MANILA (Reuters) - Satisfaction in the Philippines with President Rodrigo Duterte’s war on drugs declined in the first quarter this year, a survey showed on Wednesday, with opinions split about police accounts that the drug suspects they killed had resisted arrest.
Seventy-eight percent of 1,200 people surveyed by Social Weather Stations (SWS) said they were satisfied by the government’s crackdown on illegal drugs, down from 85 percent in a similar poll in December last year.
The number of dissatisfied respondents rose from eight percent to 12 percent.
Almost 9,000 people, many small-time users and dealers, have been killed in the Philippines since Duterte took office on June 30. Police say about a third of the victims were shot by officers in self-defense during legitimate operations.
Human rights monitors believe many of the remaining two thirds were killed by paid assassins operating with police backing or by police disguised as vigilantes - an accusation the police deny.
A Reuters special report published on Tuesday cited two senior law enforcement officials saying the police had received cash for executing drug suspects, planted evidence and had carried out most of the killings they had blamed on vigilantes.
Reuters was unable to independently verify if the police are behind vigilante killings.
The SWS survey on the anti-drugs campaign included questions on “extrajudicial killings”, a term the government and police strongly object to, insisting no such killings have taken place.
The latest poll was conducted from March 25 to 28 and showed 73 percent of Filipinos were worried that they, or someone they know, would be a victim of extrajudicial killing.
Ninety-two percent said it was important authorities captured drug suspects alive rather than killed them.
About a fifth of respondents felt police were “probably” telling the truth about circumstances behind their killing of drug suspects, while 14 percent believed they were “definitely” lying.
Forty-four percent of respondents were undecided.

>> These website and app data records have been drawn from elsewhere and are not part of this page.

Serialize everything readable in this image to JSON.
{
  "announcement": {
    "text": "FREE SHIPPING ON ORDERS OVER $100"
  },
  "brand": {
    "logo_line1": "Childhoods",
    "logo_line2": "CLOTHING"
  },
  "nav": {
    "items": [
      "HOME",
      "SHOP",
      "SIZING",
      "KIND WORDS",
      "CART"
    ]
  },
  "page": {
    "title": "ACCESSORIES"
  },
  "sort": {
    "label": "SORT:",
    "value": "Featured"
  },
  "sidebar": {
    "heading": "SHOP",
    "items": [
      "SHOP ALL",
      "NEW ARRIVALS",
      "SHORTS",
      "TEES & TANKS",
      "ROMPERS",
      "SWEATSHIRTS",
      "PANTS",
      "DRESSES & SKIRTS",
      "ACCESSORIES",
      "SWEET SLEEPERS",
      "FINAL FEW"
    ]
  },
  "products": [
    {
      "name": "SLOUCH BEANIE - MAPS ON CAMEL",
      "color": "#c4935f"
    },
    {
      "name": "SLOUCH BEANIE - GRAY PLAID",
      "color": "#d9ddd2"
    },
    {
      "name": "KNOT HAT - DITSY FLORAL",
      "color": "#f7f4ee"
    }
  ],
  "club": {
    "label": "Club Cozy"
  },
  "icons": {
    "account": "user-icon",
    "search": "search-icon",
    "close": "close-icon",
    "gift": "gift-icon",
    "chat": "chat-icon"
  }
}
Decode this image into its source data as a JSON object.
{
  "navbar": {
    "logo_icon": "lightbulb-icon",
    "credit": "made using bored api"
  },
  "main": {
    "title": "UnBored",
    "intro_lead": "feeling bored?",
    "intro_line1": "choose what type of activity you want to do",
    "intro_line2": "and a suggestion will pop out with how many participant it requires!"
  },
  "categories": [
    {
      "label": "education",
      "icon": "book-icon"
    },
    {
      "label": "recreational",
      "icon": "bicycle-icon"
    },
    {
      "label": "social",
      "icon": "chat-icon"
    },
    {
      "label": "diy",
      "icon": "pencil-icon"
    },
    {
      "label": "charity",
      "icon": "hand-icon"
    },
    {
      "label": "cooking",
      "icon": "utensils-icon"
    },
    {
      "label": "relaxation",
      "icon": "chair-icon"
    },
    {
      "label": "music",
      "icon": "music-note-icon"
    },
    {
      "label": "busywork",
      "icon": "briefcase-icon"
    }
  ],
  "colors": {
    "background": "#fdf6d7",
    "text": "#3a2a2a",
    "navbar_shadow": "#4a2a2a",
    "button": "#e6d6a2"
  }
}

Those who said they “definitely” believed police were truthful fell from nine percent in December to six percent in the latest survey.
“This is a black eye for the Philippine National Police,” said Ramon Casiple, head of the Institute for Electoral and Police Reforms.
“I don’t think this will impact on the president, it’s more on the police whose members were seen and perceived to be more involved in crimes and in the killings. They should do more and convince the public about reforms not by words but by actions.”
Asked by reporters about the fall in satisfaction rating for the anti-drugs campaign, Presidential Spokesman Ernesto Abella said: “There seems to be consistency in the way the public appreciates the efforts.”
Reporting by Manuel Mogato; Editing by Martin Petty, Robert Birsel